Problem | Return each line of the records holding the string "handle".
=== Data for review ===
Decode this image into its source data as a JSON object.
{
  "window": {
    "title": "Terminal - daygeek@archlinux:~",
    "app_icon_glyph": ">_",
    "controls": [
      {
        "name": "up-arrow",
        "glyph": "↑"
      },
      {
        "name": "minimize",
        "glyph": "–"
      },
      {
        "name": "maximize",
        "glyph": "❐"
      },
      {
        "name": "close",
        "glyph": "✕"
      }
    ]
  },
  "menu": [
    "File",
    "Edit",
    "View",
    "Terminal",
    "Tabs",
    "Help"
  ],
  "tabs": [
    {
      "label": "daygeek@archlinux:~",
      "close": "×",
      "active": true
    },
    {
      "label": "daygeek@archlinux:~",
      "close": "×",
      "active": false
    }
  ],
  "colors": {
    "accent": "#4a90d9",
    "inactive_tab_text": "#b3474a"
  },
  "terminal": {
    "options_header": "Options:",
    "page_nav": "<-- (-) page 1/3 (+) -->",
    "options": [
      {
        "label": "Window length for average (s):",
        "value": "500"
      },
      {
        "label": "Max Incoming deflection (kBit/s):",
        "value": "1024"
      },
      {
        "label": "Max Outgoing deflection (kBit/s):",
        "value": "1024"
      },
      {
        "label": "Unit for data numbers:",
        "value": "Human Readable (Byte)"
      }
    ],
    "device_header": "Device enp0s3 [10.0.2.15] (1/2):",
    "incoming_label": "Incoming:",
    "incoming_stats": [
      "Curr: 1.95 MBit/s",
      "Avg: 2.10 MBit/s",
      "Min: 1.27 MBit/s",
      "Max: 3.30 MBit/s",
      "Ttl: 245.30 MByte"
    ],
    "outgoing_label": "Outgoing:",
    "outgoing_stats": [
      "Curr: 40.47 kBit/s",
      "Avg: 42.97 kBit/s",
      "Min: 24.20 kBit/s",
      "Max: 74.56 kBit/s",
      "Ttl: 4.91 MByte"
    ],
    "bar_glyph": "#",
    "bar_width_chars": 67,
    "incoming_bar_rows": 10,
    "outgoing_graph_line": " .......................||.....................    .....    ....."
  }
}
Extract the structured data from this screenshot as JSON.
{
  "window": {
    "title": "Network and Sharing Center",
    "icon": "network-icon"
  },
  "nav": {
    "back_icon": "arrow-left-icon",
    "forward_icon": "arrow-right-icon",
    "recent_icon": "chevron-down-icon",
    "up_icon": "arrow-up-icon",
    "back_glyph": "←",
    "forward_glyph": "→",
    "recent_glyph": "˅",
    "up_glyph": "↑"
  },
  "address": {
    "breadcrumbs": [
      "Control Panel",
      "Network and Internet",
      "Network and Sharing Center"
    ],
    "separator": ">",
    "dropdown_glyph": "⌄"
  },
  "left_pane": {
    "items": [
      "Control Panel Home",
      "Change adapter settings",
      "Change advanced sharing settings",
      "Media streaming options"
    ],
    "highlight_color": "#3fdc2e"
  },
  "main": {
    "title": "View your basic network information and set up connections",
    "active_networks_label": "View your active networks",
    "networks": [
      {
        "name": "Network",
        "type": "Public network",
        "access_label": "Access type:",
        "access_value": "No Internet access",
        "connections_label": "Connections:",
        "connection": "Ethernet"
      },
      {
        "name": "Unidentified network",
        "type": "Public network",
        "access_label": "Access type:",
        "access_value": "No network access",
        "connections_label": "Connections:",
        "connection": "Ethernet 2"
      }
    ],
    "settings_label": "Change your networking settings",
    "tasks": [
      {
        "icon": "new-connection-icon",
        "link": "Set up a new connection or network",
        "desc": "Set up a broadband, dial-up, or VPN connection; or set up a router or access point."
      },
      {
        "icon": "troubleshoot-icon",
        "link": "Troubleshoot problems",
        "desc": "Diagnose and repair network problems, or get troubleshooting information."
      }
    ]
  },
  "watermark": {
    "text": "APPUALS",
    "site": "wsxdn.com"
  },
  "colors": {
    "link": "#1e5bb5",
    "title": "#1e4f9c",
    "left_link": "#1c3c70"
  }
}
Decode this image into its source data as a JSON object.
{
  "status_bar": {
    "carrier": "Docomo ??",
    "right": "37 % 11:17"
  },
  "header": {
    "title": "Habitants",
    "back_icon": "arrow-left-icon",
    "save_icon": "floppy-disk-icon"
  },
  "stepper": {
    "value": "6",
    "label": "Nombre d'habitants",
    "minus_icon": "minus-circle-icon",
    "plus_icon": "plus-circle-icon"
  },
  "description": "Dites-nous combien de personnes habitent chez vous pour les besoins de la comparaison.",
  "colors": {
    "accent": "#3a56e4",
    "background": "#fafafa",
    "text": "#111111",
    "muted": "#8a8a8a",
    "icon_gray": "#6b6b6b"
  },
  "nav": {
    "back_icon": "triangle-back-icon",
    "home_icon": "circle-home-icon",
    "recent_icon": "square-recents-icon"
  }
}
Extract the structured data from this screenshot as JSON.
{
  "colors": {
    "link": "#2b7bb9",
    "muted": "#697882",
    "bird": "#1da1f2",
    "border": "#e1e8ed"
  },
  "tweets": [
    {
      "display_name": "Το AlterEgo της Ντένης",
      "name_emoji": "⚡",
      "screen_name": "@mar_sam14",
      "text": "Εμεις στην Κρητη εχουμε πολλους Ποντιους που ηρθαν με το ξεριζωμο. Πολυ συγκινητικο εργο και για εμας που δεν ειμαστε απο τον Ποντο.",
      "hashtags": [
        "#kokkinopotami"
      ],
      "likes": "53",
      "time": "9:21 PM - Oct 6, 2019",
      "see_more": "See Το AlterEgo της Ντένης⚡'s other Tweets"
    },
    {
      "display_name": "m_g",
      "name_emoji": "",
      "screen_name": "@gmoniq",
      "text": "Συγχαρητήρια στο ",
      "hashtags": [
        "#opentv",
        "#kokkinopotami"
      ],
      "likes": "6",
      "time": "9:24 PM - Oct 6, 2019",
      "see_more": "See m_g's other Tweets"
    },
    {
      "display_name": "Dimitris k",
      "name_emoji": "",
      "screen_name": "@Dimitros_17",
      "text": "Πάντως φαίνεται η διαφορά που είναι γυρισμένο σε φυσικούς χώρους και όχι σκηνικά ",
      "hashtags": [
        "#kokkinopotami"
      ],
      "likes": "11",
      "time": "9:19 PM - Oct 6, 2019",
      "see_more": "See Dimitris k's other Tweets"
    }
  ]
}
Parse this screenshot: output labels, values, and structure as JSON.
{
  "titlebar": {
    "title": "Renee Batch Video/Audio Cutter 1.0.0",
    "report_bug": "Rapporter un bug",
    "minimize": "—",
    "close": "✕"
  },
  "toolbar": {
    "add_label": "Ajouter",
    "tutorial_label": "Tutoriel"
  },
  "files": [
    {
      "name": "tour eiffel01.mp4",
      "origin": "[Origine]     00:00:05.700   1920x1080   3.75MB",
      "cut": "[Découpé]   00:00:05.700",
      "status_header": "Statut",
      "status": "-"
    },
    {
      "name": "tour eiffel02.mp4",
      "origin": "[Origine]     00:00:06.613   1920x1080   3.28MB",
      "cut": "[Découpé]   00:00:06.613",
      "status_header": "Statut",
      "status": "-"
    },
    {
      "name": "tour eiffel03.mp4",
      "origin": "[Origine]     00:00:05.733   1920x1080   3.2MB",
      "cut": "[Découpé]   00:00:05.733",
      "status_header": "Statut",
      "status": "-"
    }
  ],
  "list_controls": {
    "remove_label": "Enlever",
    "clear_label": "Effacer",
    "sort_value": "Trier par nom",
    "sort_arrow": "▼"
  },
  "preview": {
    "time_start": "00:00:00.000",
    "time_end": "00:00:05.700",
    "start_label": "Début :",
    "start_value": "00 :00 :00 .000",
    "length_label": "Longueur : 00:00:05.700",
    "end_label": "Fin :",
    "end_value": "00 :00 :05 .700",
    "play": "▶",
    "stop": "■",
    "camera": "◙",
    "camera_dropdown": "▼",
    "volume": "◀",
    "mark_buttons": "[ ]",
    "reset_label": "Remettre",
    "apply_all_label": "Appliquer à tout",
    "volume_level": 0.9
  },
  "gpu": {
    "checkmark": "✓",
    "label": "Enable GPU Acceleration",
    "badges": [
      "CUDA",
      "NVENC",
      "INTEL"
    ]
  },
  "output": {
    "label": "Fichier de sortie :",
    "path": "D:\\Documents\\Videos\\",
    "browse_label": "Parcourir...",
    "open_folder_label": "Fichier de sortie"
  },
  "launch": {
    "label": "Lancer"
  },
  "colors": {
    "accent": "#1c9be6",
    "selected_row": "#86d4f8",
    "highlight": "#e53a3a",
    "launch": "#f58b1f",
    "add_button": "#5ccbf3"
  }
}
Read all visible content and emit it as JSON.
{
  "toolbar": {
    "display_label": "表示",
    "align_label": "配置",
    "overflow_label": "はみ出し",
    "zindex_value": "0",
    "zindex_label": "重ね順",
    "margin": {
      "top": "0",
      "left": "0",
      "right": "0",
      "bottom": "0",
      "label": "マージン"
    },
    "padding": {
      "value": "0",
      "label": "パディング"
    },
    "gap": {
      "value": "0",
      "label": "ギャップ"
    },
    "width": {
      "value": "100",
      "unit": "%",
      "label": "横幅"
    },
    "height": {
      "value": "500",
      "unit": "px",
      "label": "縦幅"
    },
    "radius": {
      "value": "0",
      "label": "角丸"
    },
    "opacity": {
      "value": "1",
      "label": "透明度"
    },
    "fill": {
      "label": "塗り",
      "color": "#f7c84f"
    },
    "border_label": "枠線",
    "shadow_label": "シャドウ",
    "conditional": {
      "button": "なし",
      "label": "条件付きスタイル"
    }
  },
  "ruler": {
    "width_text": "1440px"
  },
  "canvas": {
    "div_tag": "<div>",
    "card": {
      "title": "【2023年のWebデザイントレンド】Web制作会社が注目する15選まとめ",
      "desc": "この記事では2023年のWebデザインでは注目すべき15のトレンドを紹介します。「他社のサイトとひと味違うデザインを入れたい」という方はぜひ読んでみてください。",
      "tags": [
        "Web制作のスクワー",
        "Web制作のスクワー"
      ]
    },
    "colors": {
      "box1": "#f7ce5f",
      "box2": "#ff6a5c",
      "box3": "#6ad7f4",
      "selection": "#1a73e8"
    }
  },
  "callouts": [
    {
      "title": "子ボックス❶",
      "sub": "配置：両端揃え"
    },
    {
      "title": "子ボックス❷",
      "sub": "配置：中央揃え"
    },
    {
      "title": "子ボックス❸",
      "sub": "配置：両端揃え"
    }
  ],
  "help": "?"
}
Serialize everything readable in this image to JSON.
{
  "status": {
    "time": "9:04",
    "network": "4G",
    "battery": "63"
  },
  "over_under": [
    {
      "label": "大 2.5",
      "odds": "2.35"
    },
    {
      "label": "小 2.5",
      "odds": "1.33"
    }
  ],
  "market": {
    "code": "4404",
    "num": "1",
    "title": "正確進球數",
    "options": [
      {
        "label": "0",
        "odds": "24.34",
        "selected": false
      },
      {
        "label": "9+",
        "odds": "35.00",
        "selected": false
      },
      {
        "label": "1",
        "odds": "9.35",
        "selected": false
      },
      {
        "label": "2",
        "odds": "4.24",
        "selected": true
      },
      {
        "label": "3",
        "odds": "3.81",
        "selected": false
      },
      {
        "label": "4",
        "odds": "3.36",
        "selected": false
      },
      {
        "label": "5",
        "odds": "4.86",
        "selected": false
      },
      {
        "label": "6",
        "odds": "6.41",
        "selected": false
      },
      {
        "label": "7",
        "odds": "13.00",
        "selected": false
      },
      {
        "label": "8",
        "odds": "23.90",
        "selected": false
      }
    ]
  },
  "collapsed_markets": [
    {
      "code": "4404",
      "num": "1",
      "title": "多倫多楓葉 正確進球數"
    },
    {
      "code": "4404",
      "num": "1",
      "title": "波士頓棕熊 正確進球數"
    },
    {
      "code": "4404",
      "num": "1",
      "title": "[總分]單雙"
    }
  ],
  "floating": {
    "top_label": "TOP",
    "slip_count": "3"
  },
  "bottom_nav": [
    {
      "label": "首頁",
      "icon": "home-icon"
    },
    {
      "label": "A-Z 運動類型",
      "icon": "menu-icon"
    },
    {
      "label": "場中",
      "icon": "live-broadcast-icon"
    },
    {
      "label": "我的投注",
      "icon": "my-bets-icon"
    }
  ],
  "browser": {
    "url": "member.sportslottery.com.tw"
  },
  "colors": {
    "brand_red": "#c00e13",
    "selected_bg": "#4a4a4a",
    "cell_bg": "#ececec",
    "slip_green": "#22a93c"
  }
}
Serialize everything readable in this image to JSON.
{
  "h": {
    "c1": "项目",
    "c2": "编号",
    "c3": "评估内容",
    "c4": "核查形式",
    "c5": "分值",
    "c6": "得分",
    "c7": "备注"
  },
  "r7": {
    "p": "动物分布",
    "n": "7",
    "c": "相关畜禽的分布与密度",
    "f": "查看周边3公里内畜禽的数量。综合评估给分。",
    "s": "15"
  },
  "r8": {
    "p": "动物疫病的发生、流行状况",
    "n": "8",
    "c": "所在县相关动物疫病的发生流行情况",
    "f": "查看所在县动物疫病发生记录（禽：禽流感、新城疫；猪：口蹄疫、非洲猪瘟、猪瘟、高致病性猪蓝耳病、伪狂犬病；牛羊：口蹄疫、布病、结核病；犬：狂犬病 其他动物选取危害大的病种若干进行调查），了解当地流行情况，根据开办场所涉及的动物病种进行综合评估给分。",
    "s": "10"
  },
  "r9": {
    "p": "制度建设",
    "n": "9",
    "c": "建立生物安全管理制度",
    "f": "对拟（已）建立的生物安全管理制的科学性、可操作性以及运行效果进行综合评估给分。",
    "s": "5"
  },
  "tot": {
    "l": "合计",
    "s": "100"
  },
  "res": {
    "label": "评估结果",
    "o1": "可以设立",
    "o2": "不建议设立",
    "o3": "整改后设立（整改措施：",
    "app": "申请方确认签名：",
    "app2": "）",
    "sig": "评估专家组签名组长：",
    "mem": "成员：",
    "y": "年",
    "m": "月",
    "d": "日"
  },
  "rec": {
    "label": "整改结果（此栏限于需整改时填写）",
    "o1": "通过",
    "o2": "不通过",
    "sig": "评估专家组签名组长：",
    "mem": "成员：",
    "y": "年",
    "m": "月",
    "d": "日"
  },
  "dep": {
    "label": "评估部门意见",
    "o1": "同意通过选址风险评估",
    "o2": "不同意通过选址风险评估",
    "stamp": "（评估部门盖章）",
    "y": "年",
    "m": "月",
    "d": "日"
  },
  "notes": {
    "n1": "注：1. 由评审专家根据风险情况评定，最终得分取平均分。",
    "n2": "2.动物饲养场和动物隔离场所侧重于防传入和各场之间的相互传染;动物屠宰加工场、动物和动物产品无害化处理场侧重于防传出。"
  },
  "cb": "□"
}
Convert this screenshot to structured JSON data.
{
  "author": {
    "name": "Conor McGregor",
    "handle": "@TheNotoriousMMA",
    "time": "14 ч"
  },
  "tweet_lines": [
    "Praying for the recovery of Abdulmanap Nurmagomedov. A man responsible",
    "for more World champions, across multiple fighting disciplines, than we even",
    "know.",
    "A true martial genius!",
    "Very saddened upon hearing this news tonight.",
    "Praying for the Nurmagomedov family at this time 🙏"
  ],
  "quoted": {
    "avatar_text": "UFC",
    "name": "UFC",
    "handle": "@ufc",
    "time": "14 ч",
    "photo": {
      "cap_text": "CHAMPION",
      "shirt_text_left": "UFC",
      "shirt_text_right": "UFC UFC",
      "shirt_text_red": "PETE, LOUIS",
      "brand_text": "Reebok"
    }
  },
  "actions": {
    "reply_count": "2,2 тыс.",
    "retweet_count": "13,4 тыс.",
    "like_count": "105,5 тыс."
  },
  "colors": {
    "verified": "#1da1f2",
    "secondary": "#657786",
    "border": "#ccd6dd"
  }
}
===
Answer for this exercise |
    "handle": "@TheNotoriousMMA",
    "handle": "@ufc",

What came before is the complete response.